Dataset rows for apps and sites:
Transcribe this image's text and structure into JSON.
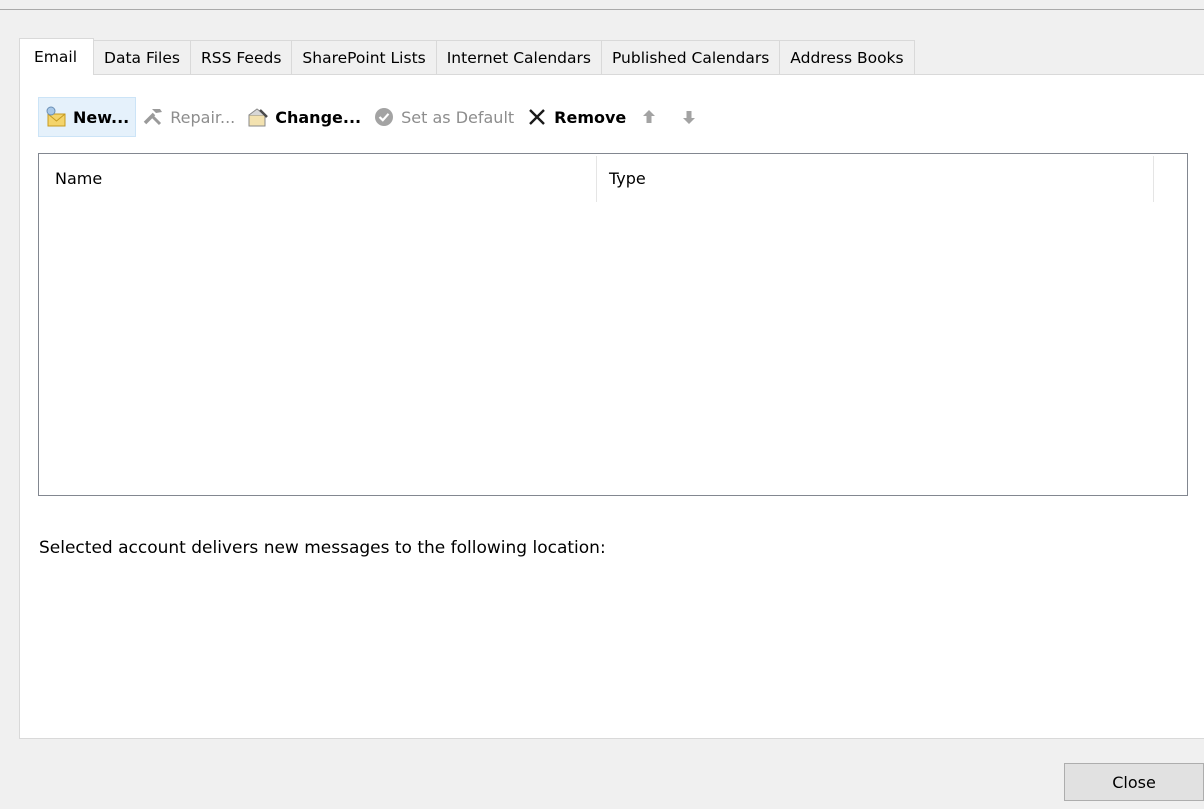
{
  "tabs": [
    {
      "label": "Email",
      "active": true
    },
    {
      "label": "Data Files"
    },
    {
      "label": "RSS Feeds"
    },
    {
      "label": "SharePoint Lists"
    },
    {
      "label": "Internet Calendars"
    },
    {
      "label": "Published Calendars"
    },
    {
      "label": "Address Books"
    }
  ],
  "toolbar": {
    "new_label": "New...",
    "repair_label": "Repair...",
    "change_label": "Change...",
    "set_default_label": "Set as Default",
    "remove_label": "Remove"
  },
  "list": {
    "columns": [
      "Name",
      "Type"
    ],
    "rows": []
  },
  "delivery_note": "Selected account delivers new messages to the following location:",
  "footer": {
    "close_label": "Close"
  },
  "colors": {
    "hover_bg": "#e5f1fb",
    "panel_bg": "#ffffff",
    "dialog_bg": "#f0f0f0"
  }
}
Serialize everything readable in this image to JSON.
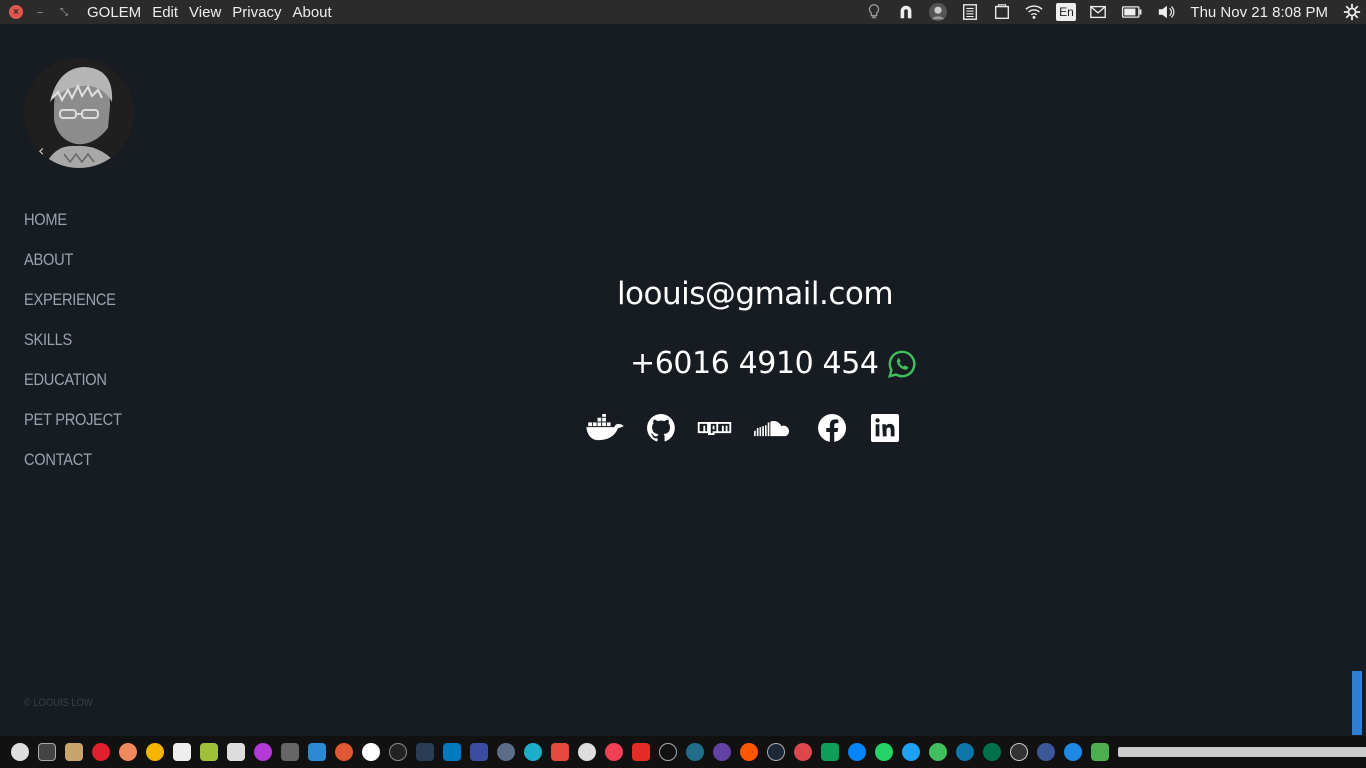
{
  "topbar": {
    "app_name": "GOLEM",
    "menus": [
      "Edit",
      "View",
      "Privacy",
      "About"
    ],
    "language": "En",
    "clock": "Thu Nov 21  8:08 PM"
  },
  "sidebar": {
    "items": [
      {
        "label": "HOME"
      },
      {
        "label": "ABOUT"
      },
      {
        "label": "EXPERIENCE"
      },
      {
        "label": "SKILLS"
      },
      {
        "label": "EDUCATION"
      },
      {
        "label": "PET PROJECT"
      },
      {
        "label": "CONTACT"
      }
    ],
    "copyright": "© LOOUIS LOW"
  },
  "contact": {
    "email": "loouis@gmail.com",
    "phone": "+6016 4910 454"
  },
  "socials": [
    "docker-icon",
    "github-icon",
    "npm-icon",
    "soundcloud-icon",
    "facebook-icon",
    "linkedin-icon"
  ],
  "colors": {
    "background": "#171b22",
    "whatsapp": "#3fbf5e",
    "nav_text": "#9aa3ad",
    "scroll_thumb": "#2f7fd4"
  }
}
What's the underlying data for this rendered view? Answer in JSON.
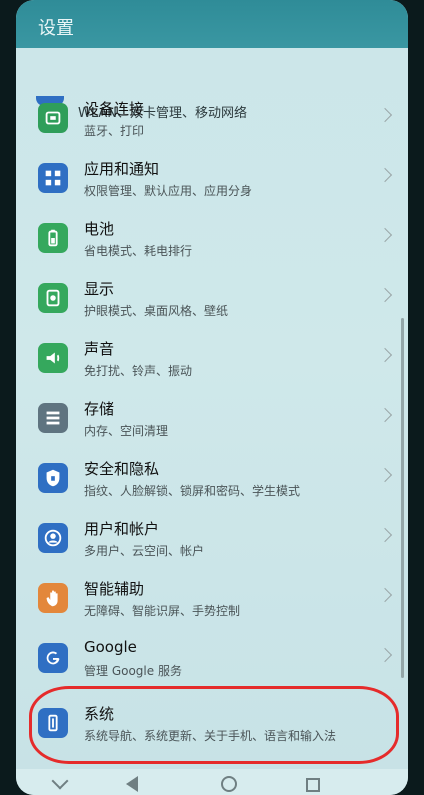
{
  "header": {
    "title": "设置"
  },
  "top_partial": {
    "subtitle": "WLAN、双卡管理、移动网络"
  },
  "items": [
    {
      "label": "设备连接",
      "subtitle": "蓝牙、打印",
      "icon": "device-connection-icon",
      "color": "#2f9e5a"
    },
    {
      "label": "应用和通知",
      "subtitle": "权限管理、默认应用、应用分身",
      "icon": "apps-grid-icon",
      "color": "#2f6fc3"
    },
    {
      "label": "电池",
      "subtitle": "省电模式、耗电排行",
      "icon": "battery-icon",
      "color": "#35a85d"
    },
    {
      "label": "显示",
      "subtitle": "护眼模式、桌面风格、壁纸",
      "icon": "display-icon",
      "color": "#35a85d"
    },
    {
      "label": "声音",
      "subtitle": "免打扰、铃声、振动",
      "icon": "sound-icon",
      "color": "#35a85d"
    },
    {
      "label": "存储",
      "subtitle": "内存、空间清理",
      "icon": "storage-icon",
      "color": "#5f7480"
    },
    {
      "label": "安全和隐私",
      "subtitle": "指纹、人脸解锁、锁屏和密码、学生模式",
      "icon": "shield-icon",
      "color": "#2f6fc3"
    },
    {
      "label": "用户和帐户",
      "subtitle": "多用户、云空间、帐户",
      "icon": "user-account-icon",
      "color": "#2f6fc3"
    },
    {
      "label": "智能辅助",
      "subtitle": "无障碍、智能识屏、手势控制",
      "icon": "hand-icon",
      "color": "#e3873b"
    },
    {
      "label": "Google",
      "subtitle": "管理 Google 服务",
      "icon": "google-icon",
      "color": "#2f6fc3"
    },
    {
      "label": "系统",
      "subtitle": "系统导航、系统更新、关于手机、语言和输入法",
      "icon": "system-phone-icon",
      "color": "#2f6fc3"
    }
  ],
  "annotation": {
    "color": "#e52b2b"
  }
}
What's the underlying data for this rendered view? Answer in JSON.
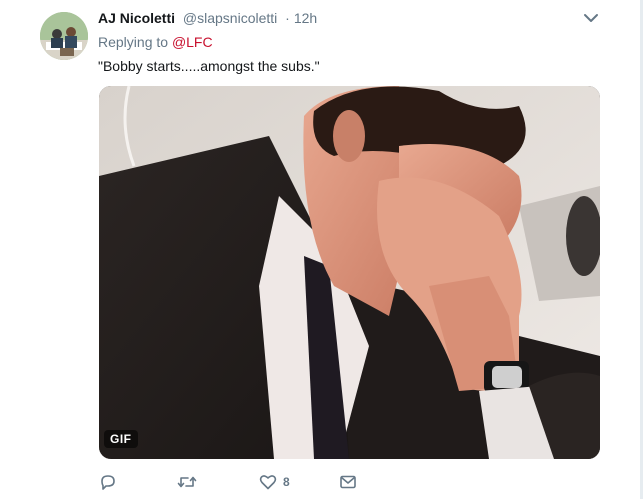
{
  "tweet": {
    "author_name": "AJ Nicoletti",
    "author_handle": "@slapsnicoletti",
    "separator": "·",
    "time": "12h",
    "replying_prefix": "Replying to ",
    "replying_mention": "@LFC",
    "text": "\"Bobby starts.....amongst the subs.\"",
    "media_badge": "GIF",
    "like_count": "8"
  },
  "icons": {
    "menu": "chevron-down-icon",
    "reply": "reply-icon",
    "retweet": "retweet-icon",
    "like": "heart-icon",
    "message": "envelope-icon"
  },
  "colors": {
    "mention": "#c8102e",
    "secondary_text": "#657786",
    "primary_text": "#14171a"
  }
}
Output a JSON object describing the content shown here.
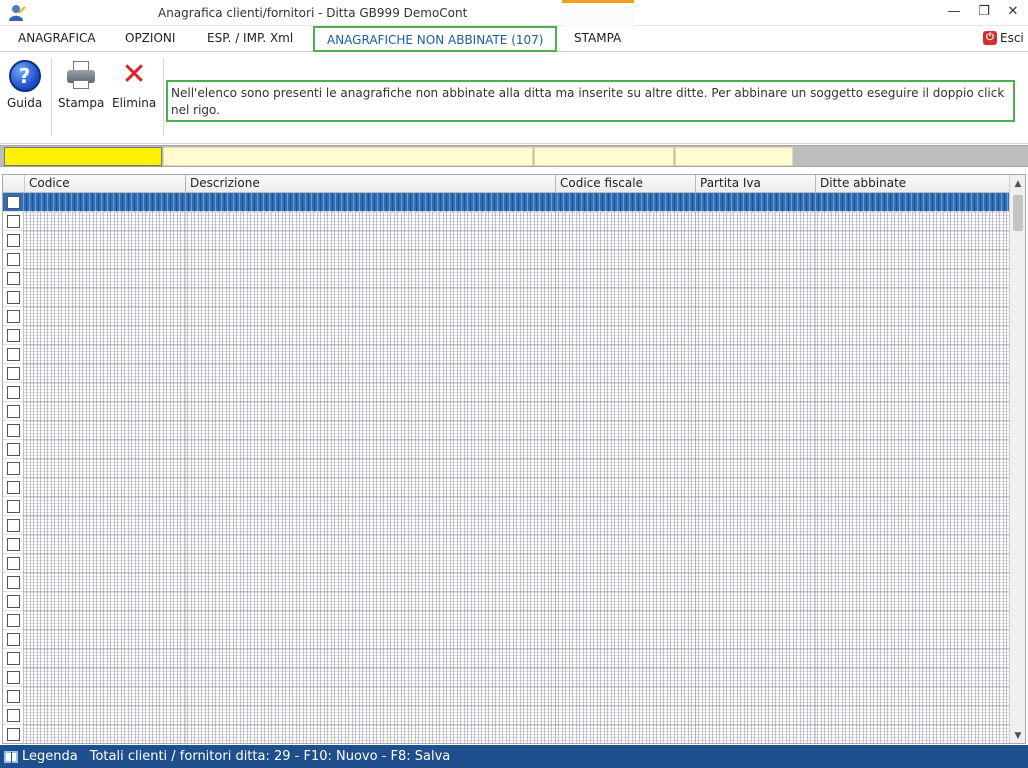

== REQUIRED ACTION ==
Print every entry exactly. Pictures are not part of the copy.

== EXERCISE RESPONSE ==
Transcribe this image's text and structure into JSON.
{
  "tabs": [
    {
      "label": "Email",
      "active": true
    },
    {
      "label": "Data Files"
    },
    {
      "label": "RSS Feeds"
    },
    {
      "label": "SharePoint Lists"
    },
    {
      "label": "Internet Calendars"
    },
    {
      "label": "Published Calendars"
    },
    {
      "label": "Address Books"
    }
  ],
  "toolbar": {
    "new_label": "New...",
    "repair_label": "Repair...",
    "change_label": "Change...",
    "set_default_label": "Set as Default",
    "remove_label": "Remove"
  },
  "list": {
    "columns": [
      "Name",
      "Type"
    ],
    "rows": []
  },
  "delivery_note": "Selected account delivers new messages to the following location:",
  "footer": {
    "close_label": "Close"
  },
  "colors": {
    "hover_bg": "#e5f1fb",
    "panel_bg": "#ffffff",
    "dialog_bg": "#f0f0f0"
  }
}
Serialize everything readable in this image to JSON.
{
  "topbar": {
    "app_name": "GOLEM",
    "menus": [
      "Edit",
      "View",
      "Privacy",
      "About"
    ],
    "language": "En",
    "clock": "Thu Nov 21  8:08 PM"
  },
  "sidebar": {
    "items": [
      {
        "label": "HOME"
      },
      {
        "label": "ABOUT"
      },
      {
        "label": "EXPERIENCE"
      },
      {
        "label": "SKILLS"
      },
      {
        "label": "EDUCATION"
      },
      {
        "label": "PET PROJECT"
      },
      {
        "label": "CONTACT"
      }
    ],
    "copyright": "© LOOUIS LOW"
  },
  "contact": {
    "email": "loouis@gmail.com",
    "phone": "+6016 4910 454"
  },
  "socials": [
    "docker-icon",
    "github-icon",
    "npm-icon",
    "soundcloud-icon",
    "facebook-icon",
    "linkedin-icon"
  ],
  "colors": {
    "background": "#171b22",
    "whatsapp": "#3fbf5e",
    "nav_text": "#9aa3ad",
    "scroll_thumb": "#2f7fd4"
  }
}
What's the underlying data for this rendered view? Answer in JSON.
{
  "header": {
    "title": "设置"
  },
  "top_partial": {
    "subtitle": "WLAN、双卡管理、移动网络"
  },
  "items": [
    {
      "label": "设备连接",
      "subtitle": "蓝牙、打印",
      "icon": "device-connection-icon",
      "color": "#2f9e5a"
    },
    {
      "label": "应用和通知",
      "subtitle": "权限管理、默认应用、应用分身",
      "icon": "apps-grid-icon",
      "color": "#2f6fc3"
    },
    {
      "label": "电池",
      "subtitle": "省电模式、耗电排行",
      "icon": "battery-icon",
      "color": "#35a85d"
    },
    {
      "label": "显示",
      "subtitle": "护眼模式、桌面风格、壁纸",
      "icon": "display-icon",
      "color": "#35a85d"
    },
    {
      "label": "声音",
      "subtitle": "免打扰、铃声、振动",
      "icon": "sound-icon",
      "color": "#35a85d"
    },
    {
      "label": "存储",
      "subtitle": "内存、空间清理",
      "icon": "storage-icon",
      "color": "#5f7480"
    },
    {
      "label": "安全和隐私",
      "subtitle": "指纹、人脸解锁、锁屏和密码、学生模式",
      "icon": "shield-icon",
      "color": "#2f6fc3"
    },
    {
      "label": "用户和帐户",
      "subtitle": "多用户、云空间、帐户",
      "icon": "user-account-icon",
      "color": "#2f6fc3"
    },
    {
      "label": "智能辅助",
      "subtitle": "无障碍、智能识屏、手势控制",
      "icon": "hand-icon",
      "color": "#e3873b"
    },
    {
      "label": "Google",
      "subtitle": "管理 Google 服务",
      "icon": "google-icon",
      "color": "#2f6fc3"
    },
    {
      "label": "系统",
      "subtitle": "系统导航、系统更新、关于手机、语言和输入法",
      "icon": "system-phone-icon",
      "color": "#2f6fc3"
    }
  ],
  "annotation": {
    "color": "#e52b2b"
  }
}
What's the underlying data for this rendered view? Answer in JSON.
{
  "tweet": {
    "author_name": "AJ Nicoletti",
    "author_handle": "@slapsnicoletti",
    "separator": "·",
    "time": "12h",
    "replying_prefix": "Replying to ",
    "replying_mention": "@LFC",
    "text": "\"Bobby starts.....amongst the subs.\"",
    "media_badge": "GIF",
    "like_count": "8"
  },
  "icons": {
    "menu": "chevron-down-icon",
    "reply": "reply-icon",
    "retweet": "retweet-icon",
    "like": "heart-icon",
    "message": "envelope-icon"
  },
  "colors": {
    "mention": "#c8102e",
    "secondary_text": "#657786",
    "primary_text": "#14171a"
  }
}
Output a JSON object describing the content shown here.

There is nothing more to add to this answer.